(Dataset content)

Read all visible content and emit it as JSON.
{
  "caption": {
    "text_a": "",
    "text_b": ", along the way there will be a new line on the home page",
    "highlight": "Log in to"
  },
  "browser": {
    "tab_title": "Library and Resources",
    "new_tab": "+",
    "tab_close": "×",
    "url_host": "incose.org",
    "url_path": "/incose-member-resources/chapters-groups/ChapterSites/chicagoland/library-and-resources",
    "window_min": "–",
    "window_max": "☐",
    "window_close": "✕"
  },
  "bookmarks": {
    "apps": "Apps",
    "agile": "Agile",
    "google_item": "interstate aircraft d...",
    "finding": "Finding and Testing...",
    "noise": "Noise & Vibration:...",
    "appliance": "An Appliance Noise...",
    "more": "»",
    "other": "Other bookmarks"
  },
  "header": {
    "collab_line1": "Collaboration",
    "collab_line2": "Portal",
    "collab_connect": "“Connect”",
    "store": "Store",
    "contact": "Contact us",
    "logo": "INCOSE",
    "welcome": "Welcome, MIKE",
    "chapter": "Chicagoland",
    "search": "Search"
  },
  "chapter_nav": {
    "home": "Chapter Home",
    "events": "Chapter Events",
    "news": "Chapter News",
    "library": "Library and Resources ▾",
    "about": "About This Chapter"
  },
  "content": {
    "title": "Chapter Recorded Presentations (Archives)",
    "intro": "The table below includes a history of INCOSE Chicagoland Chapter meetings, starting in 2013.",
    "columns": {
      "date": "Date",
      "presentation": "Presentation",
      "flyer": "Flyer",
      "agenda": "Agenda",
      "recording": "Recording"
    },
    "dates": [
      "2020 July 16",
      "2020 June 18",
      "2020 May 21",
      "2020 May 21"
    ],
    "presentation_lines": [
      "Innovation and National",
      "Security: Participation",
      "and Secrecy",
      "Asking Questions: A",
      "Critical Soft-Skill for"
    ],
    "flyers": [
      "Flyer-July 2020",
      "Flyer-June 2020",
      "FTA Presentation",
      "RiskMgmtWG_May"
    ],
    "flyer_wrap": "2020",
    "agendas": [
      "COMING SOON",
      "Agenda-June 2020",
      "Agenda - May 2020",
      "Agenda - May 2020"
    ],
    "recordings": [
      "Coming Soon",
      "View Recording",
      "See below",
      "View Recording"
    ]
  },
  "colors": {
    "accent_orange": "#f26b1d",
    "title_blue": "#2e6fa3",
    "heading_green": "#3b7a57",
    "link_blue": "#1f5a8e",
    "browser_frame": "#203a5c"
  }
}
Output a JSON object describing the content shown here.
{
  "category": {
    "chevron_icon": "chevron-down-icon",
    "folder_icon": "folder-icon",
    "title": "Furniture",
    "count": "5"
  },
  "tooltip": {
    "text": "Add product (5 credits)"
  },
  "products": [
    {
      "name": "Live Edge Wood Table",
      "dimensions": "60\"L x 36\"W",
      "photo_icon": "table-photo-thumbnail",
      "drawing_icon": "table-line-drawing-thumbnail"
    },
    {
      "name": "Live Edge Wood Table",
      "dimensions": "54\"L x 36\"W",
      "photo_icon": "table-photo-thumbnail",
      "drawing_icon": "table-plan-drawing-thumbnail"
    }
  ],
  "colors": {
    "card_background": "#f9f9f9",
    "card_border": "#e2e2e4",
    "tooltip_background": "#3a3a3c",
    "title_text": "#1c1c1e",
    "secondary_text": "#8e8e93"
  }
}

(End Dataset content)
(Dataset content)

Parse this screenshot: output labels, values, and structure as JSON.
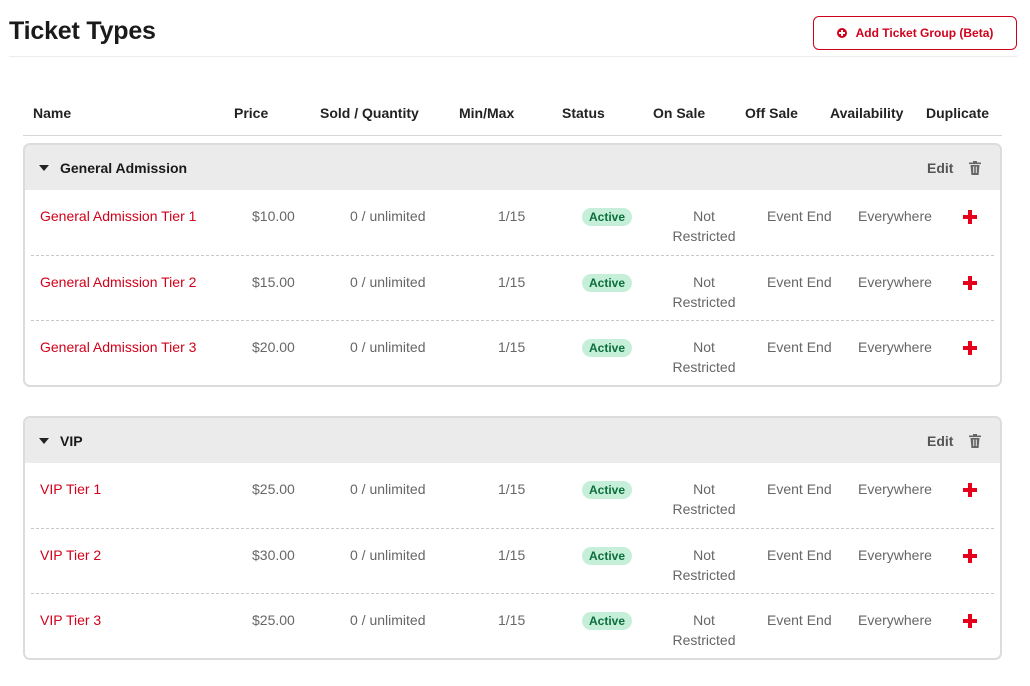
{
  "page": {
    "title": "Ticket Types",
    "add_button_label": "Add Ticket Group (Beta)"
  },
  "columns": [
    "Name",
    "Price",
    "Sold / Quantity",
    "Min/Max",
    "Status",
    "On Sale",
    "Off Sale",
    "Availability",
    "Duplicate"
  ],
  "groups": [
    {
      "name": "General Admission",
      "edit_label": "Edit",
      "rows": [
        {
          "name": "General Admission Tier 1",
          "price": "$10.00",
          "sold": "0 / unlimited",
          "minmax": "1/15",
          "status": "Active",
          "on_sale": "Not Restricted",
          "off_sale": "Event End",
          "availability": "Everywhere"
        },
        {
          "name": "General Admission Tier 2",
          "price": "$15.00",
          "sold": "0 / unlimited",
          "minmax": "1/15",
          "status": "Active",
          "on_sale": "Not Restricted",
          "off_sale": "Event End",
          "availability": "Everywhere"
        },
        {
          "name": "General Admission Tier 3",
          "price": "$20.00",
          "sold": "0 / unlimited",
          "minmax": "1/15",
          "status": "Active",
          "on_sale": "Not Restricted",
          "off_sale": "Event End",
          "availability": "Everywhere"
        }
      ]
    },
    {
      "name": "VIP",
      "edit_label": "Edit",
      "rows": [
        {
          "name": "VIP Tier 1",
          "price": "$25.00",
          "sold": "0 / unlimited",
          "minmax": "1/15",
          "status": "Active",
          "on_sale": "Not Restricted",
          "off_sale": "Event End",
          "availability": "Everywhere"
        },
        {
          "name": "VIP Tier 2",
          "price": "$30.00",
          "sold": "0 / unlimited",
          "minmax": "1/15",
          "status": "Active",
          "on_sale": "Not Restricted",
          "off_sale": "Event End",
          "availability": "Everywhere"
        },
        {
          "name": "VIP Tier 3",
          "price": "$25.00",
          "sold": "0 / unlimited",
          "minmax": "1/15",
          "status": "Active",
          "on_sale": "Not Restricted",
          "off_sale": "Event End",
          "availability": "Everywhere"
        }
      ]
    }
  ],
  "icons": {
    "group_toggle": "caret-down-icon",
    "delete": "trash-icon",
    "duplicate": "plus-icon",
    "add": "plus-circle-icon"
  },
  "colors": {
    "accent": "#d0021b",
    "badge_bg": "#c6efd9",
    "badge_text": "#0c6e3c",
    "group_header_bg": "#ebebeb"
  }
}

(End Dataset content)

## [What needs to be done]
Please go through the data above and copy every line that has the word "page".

## [Solution for this exercise]
    "text_b": ", along the way there will be a new line on the home page",
  "page": {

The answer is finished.